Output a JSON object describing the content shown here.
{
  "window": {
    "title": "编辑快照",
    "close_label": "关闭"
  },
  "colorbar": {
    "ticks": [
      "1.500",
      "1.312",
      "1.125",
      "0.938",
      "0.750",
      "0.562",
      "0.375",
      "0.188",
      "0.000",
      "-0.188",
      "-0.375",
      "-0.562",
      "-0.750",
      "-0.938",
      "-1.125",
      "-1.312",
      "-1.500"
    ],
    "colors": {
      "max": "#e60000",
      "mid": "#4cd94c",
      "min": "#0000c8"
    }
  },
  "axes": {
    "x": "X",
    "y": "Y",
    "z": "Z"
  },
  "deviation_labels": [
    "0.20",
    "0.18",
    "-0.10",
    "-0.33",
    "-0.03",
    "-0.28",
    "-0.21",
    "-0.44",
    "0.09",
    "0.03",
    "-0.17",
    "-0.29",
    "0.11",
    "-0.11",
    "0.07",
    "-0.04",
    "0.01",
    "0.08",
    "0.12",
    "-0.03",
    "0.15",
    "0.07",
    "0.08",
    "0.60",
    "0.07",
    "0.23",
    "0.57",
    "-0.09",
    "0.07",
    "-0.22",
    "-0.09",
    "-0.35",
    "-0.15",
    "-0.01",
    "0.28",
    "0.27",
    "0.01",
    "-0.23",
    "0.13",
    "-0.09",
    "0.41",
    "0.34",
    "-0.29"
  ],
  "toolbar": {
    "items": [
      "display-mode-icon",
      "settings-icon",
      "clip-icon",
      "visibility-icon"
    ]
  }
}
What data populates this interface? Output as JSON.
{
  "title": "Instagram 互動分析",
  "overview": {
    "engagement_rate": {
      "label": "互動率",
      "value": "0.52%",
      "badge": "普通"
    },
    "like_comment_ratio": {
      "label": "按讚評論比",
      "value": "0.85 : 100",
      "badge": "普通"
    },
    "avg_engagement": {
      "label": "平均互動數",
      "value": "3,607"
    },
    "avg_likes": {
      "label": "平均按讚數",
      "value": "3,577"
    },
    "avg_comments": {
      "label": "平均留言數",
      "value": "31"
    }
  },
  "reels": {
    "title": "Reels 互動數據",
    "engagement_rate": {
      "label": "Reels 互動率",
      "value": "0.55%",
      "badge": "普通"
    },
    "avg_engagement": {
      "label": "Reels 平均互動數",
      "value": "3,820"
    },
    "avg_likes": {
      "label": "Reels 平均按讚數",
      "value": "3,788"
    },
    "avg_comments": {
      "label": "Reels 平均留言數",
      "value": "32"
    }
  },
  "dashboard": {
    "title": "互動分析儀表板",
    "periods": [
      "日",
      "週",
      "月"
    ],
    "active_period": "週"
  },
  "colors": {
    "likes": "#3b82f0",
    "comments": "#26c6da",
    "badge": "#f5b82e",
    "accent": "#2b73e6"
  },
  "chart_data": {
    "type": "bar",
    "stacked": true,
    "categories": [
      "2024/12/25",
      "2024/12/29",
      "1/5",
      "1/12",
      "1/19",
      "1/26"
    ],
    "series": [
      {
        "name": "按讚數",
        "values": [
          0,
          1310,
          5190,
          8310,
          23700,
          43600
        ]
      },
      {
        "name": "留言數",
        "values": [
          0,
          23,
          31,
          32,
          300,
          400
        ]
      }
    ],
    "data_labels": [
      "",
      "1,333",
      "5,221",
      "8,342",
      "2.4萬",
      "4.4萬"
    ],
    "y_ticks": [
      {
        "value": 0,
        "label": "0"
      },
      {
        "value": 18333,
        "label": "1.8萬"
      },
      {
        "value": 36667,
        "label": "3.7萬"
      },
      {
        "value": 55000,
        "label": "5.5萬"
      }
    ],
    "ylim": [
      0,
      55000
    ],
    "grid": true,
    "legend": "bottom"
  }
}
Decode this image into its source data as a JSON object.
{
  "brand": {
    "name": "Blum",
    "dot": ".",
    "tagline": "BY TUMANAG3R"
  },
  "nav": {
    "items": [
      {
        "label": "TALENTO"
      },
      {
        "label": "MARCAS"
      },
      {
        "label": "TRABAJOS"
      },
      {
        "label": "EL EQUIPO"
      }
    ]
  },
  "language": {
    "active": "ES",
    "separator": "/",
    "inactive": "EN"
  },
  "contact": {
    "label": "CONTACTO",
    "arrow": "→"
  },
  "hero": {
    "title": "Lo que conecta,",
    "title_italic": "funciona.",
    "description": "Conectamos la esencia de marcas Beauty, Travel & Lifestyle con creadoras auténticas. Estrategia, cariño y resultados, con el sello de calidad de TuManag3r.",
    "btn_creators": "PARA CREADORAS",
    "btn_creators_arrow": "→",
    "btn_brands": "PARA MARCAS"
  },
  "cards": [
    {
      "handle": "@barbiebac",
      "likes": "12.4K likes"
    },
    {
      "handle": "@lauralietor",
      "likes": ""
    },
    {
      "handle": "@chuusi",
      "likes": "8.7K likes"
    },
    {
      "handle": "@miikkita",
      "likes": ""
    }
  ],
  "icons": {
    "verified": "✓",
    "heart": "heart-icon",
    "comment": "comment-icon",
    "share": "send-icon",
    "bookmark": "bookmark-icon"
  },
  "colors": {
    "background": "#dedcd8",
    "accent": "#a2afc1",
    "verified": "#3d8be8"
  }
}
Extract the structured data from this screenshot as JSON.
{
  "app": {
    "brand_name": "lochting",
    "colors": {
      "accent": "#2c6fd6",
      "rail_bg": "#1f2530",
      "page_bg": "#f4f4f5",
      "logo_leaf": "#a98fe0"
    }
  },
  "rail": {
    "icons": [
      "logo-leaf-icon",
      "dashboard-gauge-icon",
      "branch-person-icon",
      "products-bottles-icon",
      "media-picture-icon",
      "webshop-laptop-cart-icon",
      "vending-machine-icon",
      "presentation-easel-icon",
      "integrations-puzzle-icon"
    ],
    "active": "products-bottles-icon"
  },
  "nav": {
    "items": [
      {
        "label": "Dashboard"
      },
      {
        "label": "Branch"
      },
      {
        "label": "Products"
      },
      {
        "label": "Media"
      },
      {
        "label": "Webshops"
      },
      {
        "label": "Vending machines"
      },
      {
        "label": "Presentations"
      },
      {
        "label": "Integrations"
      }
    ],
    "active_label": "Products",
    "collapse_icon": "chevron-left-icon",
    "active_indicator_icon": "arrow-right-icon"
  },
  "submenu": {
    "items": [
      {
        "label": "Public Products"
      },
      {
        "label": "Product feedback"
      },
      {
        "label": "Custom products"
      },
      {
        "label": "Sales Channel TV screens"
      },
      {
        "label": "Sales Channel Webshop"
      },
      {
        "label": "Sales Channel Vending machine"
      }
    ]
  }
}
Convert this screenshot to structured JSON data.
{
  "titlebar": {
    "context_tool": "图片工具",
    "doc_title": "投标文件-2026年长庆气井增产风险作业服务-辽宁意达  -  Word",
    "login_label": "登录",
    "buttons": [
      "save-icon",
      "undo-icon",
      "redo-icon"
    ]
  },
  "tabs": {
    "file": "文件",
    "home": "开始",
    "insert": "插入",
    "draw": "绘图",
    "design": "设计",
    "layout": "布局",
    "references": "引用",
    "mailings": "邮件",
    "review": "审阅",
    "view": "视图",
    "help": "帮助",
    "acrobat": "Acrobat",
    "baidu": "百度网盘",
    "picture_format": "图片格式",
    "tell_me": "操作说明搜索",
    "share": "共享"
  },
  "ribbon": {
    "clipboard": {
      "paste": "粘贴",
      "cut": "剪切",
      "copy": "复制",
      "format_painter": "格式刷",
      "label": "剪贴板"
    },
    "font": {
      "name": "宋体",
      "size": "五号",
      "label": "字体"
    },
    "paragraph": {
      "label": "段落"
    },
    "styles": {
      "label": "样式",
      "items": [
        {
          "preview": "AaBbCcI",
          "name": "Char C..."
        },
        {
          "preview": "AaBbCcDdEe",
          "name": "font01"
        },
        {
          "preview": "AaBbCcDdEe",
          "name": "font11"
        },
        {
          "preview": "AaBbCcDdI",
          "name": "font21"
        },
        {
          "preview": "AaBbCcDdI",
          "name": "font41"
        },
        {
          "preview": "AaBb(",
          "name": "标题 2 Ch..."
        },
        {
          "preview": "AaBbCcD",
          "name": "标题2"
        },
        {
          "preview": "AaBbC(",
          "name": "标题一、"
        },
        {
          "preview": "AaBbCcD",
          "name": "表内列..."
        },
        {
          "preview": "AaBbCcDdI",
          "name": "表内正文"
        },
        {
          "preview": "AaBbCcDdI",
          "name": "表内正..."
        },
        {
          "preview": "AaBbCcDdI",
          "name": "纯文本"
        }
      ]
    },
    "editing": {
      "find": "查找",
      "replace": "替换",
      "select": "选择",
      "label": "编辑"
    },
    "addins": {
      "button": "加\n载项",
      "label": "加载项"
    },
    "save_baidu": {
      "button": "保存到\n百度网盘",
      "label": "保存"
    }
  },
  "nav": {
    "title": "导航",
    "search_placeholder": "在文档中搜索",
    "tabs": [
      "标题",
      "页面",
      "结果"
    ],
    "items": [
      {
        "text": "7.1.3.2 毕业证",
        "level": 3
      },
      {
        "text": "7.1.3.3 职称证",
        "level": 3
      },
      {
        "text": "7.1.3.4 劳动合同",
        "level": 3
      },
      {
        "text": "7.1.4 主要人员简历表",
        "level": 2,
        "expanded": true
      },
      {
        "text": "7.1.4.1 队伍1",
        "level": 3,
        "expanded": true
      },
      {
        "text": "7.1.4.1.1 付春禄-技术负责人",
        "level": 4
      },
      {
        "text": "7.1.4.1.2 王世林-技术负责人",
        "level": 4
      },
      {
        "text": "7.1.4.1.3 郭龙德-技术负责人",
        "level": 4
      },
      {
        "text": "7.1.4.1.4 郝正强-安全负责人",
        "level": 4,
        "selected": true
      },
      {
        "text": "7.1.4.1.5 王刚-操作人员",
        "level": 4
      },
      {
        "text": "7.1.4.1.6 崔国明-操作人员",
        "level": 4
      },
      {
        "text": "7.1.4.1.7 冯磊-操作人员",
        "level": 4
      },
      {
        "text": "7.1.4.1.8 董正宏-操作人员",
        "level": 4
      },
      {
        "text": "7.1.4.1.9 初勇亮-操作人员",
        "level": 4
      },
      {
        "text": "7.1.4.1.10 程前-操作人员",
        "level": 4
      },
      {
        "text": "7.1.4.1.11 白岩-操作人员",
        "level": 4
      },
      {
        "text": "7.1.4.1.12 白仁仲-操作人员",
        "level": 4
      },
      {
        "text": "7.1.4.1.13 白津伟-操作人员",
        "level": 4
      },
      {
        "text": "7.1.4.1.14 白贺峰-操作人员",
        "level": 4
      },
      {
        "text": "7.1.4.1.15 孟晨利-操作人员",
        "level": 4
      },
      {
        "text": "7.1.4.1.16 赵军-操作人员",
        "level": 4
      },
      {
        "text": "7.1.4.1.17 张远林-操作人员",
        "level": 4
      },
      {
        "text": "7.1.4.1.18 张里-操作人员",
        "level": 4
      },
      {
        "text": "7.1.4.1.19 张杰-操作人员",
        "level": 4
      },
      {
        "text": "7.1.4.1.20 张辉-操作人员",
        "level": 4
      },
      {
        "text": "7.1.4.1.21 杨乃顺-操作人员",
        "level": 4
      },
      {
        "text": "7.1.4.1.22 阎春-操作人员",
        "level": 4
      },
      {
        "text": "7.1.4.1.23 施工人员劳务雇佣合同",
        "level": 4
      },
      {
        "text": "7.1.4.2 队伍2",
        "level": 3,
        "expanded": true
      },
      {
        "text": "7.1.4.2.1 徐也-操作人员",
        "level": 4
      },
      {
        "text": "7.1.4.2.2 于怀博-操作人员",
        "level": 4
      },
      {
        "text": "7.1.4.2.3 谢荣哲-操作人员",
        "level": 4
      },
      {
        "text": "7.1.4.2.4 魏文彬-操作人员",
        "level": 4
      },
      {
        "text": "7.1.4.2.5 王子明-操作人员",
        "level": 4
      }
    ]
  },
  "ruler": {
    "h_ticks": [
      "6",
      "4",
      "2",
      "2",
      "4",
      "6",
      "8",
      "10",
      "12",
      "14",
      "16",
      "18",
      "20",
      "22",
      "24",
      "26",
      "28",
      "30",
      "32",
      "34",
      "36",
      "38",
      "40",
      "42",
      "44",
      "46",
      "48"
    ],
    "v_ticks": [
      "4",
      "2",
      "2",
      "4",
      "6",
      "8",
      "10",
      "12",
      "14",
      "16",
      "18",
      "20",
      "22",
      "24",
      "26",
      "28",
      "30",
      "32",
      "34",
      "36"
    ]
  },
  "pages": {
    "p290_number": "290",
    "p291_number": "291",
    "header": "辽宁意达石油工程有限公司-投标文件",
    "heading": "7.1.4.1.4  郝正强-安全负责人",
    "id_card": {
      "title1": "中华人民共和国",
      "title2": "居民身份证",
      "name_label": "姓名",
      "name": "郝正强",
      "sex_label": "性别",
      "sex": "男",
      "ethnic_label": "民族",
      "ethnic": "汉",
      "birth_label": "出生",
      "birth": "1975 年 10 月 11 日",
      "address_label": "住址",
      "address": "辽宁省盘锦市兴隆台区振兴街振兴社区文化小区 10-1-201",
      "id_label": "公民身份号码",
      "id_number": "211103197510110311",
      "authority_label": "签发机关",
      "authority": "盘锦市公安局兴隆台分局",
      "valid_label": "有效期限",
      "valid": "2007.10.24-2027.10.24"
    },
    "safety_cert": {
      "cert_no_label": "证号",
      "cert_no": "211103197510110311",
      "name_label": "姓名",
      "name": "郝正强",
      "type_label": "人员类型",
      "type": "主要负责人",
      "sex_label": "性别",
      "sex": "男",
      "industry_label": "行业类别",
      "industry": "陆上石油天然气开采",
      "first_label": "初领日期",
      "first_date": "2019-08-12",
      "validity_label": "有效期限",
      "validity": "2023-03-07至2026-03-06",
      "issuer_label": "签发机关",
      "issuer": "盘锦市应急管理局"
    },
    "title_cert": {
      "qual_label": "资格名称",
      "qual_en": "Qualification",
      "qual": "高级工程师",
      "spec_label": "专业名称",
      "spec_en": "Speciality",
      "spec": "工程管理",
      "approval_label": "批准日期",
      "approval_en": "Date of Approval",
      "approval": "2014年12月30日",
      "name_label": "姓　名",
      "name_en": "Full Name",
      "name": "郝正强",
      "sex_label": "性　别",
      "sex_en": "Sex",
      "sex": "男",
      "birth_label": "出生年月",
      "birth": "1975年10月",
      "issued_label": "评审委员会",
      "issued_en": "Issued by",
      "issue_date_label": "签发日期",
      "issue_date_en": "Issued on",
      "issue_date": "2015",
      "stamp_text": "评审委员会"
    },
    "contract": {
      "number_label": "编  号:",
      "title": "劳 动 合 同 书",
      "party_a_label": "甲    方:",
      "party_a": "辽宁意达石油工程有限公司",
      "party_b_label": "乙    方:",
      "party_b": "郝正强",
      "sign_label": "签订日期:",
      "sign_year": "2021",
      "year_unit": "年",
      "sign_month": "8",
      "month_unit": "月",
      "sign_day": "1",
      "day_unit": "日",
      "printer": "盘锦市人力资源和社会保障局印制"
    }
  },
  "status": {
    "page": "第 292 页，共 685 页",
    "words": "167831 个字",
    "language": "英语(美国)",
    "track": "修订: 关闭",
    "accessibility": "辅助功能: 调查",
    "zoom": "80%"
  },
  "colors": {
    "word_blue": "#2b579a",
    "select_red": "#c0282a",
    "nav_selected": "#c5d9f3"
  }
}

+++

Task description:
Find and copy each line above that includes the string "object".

Finished exercise:
Output a JSON object describing the content shown here.
Decode this image into its source data as a JSON object.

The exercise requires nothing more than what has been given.